### Task goal
Images do not belong in the copy. Retype all the entries below exactly.

(Beginning of Records for this task)

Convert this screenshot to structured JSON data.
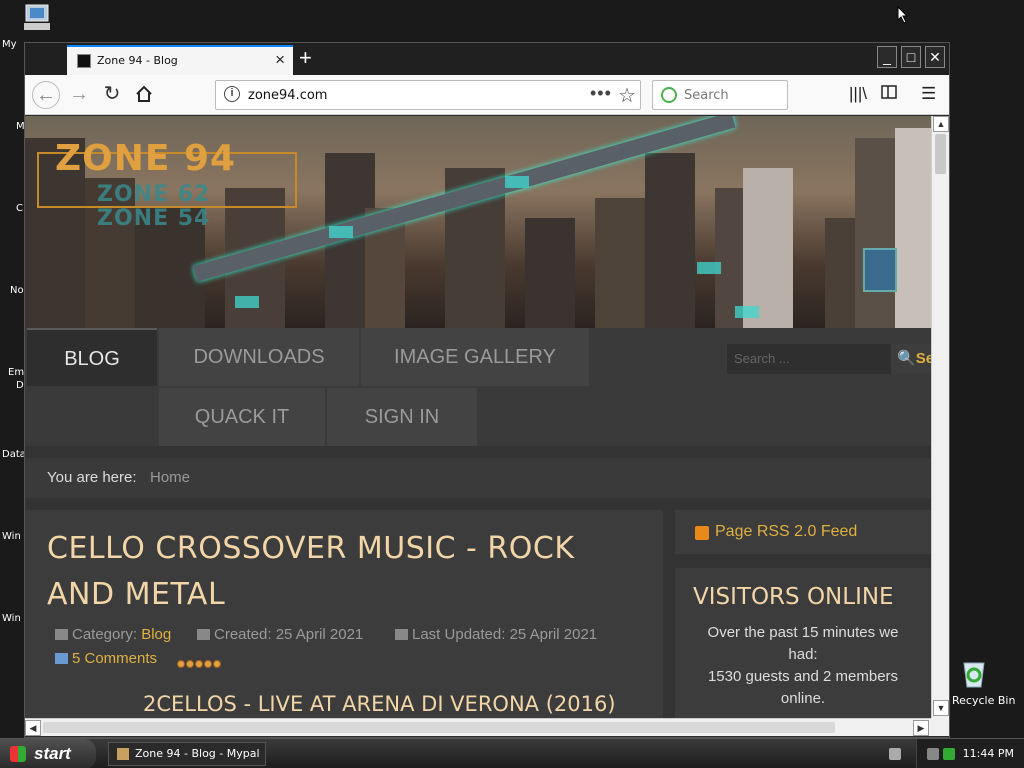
{
  "desktop": {
    "icon_labels": [
      "My",
      "M",
      "C",
      "No",
      "Em",
      "D",
      "Data",
      "Win",
      "Win"
    ],
    "recycle_bin_label": "Recycle Bin"
  },
  "browser": {
    "tab_title": "Zone 94 - Blog",
    "url": "zone94.com",
    "search_placeholder": "Search",
    "new_tab_label": "+",
    "tab_close_label": "×"
  },
  "site": {
    "logo_main": "ZONE 94",
    "logo_sub1": "ZONE 62",
    "logo_sub2": "ZONE 54",
    "menu": {
      "items": [
        "BLOG",
        "DOWNLOADS",
        "IMAGE GALLERY",
        "QUACK IT",
        "SIGN IN"
      ],
      "active": "BLOG"
    },
    "search_placeholder": "Search ...",
    "search_button": "Se",
    "breadcrumb": {
      "label": "You are here:",
      "home": "Home"
    },
    "article": {
      "title": "CELLO CROSSOVER MUSIC - ROCK AND METAL",
      "category_label": "Category:",
      "category": "Blog",
      "created": "Created: 25 April 2021",
      "updated": "Last Updated: 25 April 2021",
      "comments": "5 Comments",
      "rating": 5,
      "subheading": "2CELLOS - LIVE AT ARENA DI VERONA (2016)"
    },
    "sidebar": {
      "rss": "Page RSS 2.0 Feed",
      "visitors_title": "VISITORS ONLINE",
      "visitors_line1": "Over the past 15 minutes we had:",
      "visitors_line2": "1530 guests and 2 members online."
    }
  },
  "taskbar": {
    "start_label": "start",
    "task_label": "Zone 94 - Blog - Mypal",
    "clock": "11:44 PM"
  }
}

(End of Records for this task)

### Solution below
Convert this screenshot to structured JSON data.
{
  "desktop": {
    "icon_labels": [
      "My",
      "M",
      "C",
      "No",
      "Em",
      "D",
      "Data",
      "Win",
      "Win"
    ],
    "recycle_bin_label": "Recycle Bin"
  },
  "browser": {
    "tab_title": "Zone 94 - Blog",
    "url": "zone94.com",
    "search_placeholder": "Search",
    "new_tab_label": "+",
    "tab_close_label": "×"
  },
  "site": {
    "logo_main": "ZONE 94",
    "logo_sub1": "ZONE 62",
    "logo_sub2": "ZONE 54",
    "menu": {
      "items": [
        "BLOG",
        "DOWNLOADS",
        "IMAGE GALLERY",
        "QUACK IT",
        "SIGN IN"
      ],
      "active": "BLOG"
    },
    "search_placeholder": "Search ...",
    "search_button": "Se",
    "breadcrumb": {
      "label": "You are here:",
      "home": "Home"
    },
    "article": {
      "title": "CELLO CROSSOVER MUSIC - ROCK AND METAL",
      "category_label": "Category:",
      "category": "Blog",
      "created": "Created: 25 April 2021",
      "updated": "Last Updated: 25 April 2021",
      "comments": "5 Comments",
      "rating": 5,
      "subheading": "2CELLOS - LIVE AT ARENA DI VERONA (2016)"
    },
    "sidebar": {
      "rss": "Page RSS 2.0 Feed",
      "visitors_title": "VISITORS ONLINE",
      "visitors_line1": "Over the past 15 minutes we had:",
      "visitors_line2": "1530 guests and 2 members online."
    }
  },
  "taskbar": {
    "start_label": "start",
    "task_label": "Zone 94 - Blog - Mypal",
    "clock": "11:44 PM"
  }
}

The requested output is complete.